Several years later, Murray pointed out the common ground. He cited the excellent view out through deep glass and over a low nose, despite the low seating position. He mentioned the usability, the ease of ingress and egress even for tall people, the excellent air-con system hidden away in the nose to keep the dashboard low.
Then there was the suspension, its job helped by using relatively small, light wheels and tyres with compliant sidewalls. The front suspension included a ‘compliance link’ between the rearward wishbone mounts and the chassis, offering remarkable suppleness with no loss in precision.
It’s well known that Ayrton Senna helped develop the NSX, but the nub of its appeal is that it was the first mid-engined semi-supercar built to big-company standards with durability and sophistication to match. Most of its components are unique to the model but they’re still engineered to the usual Honda standards. And while it might have looked better with a shorter tail, it does mean you have a very usable boot for touring.
Which NSX to buy? In Japan there were various special editions, but in the UK we just got the standard versions. The original 3.0 came with non-assisted steering, which initially seems slow around the centre but soon wins you over with its accuracy and feel. The four-speed automatic version adopted power steering but was slightly down on bhp. The popular targa loses little in structural stiffness.
With the 3.2 came new electric power steering across the range, a 20bhp power lift to 276bhp, and more torque peaking at a lower speed (a high 5300rpm rather than a very racy 6500rpm). The auto, meanwhile, stayed with 3.0 litres, but slushbox NSXs are pretty rare in the UK. Somehow they rather miss the whole point of the car…
'I bought one'
Barry Harber - ‘At the time the NSX came out I was friendly with my local Honda dealer, and they had a white one in. I was drooling… “Take it for a run,” they said, “and don’t bend it.” I fell in love. I knew that one day I’d have to have one.
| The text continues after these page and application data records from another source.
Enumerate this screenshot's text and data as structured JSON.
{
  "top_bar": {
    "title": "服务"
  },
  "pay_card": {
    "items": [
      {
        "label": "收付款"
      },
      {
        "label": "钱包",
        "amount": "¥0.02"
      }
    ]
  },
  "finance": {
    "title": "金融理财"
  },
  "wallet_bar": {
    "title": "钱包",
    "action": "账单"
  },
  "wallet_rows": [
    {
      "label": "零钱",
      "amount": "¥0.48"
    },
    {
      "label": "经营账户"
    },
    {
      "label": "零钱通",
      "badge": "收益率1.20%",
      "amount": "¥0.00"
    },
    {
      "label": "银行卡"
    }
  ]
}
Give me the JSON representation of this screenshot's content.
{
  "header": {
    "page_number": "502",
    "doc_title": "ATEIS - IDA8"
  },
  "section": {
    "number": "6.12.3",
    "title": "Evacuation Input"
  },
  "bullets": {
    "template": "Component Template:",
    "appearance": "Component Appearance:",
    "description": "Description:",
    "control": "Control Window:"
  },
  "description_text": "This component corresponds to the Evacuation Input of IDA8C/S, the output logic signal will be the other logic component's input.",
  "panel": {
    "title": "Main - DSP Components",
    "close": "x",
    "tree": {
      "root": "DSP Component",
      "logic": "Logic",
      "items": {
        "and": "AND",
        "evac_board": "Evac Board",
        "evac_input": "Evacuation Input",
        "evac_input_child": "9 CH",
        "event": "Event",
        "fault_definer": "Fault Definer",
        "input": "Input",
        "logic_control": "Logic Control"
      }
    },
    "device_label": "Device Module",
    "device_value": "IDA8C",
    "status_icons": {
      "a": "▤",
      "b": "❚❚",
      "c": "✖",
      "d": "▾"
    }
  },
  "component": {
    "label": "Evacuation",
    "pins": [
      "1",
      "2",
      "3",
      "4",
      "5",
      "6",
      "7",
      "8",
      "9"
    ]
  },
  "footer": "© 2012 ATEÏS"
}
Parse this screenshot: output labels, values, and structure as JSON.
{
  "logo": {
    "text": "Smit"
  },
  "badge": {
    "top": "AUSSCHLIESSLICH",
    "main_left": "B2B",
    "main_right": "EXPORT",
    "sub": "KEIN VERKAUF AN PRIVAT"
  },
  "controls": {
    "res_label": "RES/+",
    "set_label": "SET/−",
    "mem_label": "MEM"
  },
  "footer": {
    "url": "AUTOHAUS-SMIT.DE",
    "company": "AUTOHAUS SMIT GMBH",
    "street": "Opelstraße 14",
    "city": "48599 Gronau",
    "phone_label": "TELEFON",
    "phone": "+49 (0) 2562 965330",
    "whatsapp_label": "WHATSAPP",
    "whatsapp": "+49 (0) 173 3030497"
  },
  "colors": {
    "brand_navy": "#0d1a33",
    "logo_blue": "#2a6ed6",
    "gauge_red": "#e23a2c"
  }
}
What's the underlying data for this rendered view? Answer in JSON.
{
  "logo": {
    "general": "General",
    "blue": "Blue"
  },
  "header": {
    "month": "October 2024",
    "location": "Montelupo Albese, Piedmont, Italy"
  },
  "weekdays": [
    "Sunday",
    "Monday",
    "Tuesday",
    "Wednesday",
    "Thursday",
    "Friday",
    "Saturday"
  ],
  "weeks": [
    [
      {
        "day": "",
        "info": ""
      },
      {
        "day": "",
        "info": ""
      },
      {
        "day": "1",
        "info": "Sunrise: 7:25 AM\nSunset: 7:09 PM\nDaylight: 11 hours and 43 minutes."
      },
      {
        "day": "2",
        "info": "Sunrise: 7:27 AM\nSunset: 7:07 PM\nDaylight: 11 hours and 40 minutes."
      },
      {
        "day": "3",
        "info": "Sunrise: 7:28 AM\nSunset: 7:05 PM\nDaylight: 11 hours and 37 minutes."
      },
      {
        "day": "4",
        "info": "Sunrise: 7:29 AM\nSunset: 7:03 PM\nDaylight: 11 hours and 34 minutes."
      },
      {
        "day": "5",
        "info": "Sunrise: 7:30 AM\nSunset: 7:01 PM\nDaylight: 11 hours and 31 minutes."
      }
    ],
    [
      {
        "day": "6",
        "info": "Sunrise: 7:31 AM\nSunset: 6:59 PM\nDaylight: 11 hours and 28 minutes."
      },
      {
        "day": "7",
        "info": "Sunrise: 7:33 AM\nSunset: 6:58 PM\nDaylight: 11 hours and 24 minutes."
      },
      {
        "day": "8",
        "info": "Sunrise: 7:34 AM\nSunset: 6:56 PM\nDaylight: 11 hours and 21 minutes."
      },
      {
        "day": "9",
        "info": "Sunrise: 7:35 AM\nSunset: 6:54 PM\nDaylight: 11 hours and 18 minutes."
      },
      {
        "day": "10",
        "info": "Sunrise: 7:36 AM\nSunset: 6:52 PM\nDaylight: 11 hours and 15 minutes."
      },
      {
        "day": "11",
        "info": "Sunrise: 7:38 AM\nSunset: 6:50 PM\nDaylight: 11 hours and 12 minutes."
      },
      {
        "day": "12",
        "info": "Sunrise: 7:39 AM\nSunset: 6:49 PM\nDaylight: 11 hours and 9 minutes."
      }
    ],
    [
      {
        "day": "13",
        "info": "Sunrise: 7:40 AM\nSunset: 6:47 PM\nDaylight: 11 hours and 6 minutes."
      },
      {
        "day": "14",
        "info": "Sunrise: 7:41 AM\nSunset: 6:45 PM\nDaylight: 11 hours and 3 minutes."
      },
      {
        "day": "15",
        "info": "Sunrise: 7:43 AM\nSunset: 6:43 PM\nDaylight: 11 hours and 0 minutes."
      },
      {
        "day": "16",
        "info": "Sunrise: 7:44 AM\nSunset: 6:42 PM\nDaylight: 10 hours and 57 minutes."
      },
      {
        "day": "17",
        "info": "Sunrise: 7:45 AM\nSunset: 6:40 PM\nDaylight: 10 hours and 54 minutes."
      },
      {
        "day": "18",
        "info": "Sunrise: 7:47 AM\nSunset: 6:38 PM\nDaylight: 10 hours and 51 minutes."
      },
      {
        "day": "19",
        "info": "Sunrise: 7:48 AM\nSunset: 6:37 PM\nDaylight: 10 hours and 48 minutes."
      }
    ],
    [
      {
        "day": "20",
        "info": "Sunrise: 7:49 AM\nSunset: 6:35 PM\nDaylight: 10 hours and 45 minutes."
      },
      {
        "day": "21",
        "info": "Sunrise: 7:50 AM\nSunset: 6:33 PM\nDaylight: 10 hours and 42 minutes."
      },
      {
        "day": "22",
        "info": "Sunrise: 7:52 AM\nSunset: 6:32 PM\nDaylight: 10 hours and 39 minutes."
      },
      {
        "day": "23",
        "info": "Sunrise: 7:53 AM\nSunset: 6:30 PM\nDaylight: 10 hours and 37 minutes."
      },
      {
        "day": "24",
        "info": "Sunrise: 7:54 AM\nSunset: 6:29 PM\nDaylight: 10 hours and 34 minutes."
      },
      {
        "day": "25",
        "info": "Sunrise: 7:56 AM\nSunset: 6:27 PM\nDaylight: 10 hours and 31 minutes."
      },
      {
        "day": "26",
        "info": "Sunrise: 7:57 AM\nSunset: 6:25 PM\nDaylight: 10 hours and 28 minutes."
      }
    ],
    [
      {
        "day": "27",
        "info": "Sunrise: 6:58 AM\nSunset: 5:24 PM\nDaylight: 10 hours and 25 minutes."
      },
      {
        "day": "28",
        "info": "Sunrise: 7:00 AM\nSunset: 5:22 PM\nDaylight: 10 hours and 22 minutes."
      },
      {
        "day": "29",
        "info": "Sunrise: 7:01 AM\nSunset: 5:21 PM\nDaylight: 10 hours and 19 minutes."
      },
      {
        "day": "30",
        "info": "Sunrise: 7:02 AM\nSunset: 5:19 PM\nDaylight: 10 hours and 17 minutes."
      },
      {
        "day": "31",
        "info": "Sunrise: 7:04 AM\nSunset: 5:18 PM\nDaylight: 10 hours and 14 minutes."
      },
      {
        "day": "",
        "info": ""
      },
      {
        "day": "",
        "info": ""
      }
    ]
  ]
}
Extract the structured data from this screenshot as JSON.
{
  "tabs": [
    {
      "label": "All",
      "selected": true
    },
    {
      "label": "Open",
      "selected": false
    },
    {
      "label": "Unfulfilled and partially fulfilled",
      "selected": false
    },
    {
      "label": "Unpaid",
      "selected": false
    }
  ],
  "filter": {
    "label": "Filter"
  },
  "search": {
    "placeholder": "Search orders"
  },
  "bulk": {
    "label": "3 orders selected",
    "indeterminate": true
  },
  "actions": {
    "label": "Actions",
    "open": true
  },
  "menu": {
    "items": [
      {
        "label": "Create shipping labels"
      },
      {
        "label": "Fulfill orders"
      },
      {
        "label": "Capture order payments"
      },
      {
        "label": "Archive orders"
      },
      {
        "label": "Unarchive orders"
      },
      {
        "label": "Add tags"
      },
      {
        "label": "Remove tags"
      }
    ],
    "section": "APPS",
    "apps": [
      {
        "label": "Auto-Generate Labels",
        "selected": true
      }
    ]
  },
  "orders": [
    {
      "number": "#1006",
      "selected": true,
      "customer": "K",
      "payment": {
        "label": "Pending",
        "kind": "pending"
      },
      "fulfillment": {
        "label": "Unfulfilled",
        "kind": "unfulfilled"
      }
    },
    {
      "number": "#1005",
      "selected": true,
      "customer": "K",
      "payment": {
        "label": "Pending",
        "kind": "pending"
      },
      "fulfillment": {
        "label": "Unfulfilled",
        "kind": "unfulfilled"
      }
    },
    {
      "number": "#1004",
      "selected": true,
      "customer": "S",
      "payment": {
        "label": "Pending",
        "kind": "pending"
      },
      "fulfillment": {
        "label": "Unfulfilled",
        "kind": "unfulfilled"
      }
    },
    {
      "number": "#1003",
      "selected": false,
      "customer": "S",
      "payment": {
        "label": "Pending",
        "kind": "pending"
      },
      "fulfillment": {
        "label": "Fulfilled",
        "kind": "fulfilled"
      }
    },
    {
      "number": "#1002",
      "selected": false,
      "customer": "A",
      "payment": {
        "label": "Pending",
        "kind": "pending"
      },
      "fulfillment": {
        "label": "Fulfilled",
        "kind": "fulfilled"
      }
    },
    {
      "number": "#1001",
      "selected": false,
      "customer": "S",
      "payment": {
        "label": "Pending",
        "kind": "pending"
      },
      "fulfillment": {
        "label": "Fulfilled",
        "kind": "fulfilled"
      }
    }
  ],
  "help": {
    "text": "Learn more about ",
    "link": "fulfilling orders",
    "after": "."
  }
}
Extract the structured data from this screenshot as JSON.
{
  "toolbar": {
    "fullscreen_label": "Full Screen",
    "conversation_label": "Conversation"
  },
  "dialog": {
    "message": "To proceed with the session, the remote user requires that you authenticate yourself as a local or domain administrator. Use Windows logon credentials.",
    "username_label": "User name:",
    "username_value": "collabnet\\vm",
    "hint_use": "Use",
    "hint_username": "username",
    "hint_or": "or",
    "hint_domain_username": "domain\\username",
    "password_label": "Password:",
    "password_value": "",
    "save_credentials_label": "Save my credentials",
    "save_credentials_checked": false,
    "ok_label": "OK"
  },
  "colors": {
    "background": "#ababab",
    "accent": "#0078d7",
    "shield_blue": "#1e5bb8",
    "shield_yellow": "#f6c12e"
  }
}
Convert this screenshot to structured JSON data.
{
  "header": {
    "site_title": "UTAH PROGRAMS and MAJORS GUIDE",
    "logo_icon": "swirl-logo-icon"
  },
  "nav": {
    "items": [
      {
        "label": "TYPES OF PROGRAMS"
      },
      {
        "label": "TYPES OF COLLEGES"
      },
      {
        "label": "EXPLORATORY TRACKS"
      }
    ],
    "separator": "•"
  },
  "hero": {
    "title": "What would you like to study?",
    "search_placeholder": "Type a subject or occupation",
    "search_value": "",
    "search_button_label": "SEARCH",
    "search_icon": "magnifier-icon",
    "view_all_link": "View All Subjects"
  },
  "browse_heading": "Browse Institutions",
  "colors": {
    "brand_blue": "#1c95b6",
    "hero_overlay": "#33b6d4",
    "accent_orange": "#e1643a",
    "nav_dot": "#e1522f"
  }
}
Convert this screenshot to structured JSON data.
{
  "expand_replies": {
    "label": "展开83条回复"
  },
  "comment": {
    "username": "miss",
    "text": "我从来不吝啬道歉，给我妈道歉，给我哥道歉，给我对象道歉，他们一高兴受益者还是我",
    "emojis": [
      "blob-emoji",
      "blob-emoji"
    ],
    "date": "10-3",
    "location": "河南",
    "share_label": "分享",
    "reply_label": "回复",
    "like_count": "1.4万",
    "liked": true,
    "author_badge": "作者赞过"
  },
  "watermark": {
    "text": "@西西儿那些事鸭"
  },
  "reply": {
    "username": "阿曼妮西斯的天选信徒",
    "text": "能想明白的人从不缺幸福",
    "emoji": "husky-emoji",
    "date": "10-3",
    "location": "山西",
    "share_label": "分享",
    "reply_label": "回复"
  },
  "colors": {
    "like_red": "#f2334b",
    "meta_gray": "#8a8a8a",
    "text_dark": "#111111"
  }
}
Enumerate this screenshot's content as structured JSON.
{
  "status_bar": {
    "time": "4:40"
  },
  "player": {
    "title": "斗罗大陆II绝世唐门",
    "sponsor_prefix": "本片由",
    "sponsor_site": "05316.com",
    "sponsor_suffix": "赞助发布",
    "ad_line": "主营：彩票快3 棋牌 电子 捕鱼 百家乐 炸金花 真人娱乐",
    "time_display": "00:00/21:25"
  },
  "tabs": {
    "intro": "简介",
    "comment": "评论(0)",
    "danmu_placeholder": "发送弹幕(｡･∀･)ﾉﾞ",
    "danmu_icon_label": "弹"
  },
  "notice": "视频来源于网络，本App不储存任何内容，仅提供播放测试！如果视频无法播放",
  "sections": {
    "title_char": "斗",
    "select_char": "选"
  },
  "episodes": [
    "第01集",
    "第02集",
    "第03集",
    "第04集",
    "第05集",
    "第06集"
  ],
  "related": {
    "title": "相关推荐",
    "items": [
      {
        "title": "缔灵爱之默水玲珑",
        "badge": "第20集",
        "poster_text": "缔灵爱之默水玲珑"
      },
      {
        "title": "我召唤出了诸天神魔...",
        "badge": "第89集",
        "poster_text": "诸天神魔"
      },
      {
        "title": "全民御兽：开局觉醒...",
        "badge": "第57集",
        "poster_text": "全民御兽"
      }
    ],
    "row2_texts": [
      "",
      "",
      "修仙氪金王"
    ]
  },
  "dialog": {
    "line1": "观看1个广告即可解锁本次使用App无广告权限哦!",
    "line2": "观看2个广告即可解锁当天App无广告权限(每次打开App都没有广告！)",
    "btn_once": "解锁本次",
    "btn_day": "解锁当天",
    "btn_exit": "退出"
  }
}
‘I bought this car in 2006. It’s a July 2003 car which had done only 4000 miles from new. I used it as a daily driver to begin with, covering 19,000 miles up and down the country, but after 19 months I realised it was too good to blat around the country. Now it lives in a barn under a cover, but the last two years we’ve driven it down to Poitiers in France. It gets an amazingly positive reaction wherever we go. Sometimes it’s “Like your Ferrari!”.
‘It’s the most undemanding of cars, and not a thing has gone wrong with it. Most Honda garages don’t have NSX people any more, but I get it serviced at Norton Way Honda in Letchworth. In the last four years the bills have been £195, £585, £272 and £247. That’s not bad for a supercar.’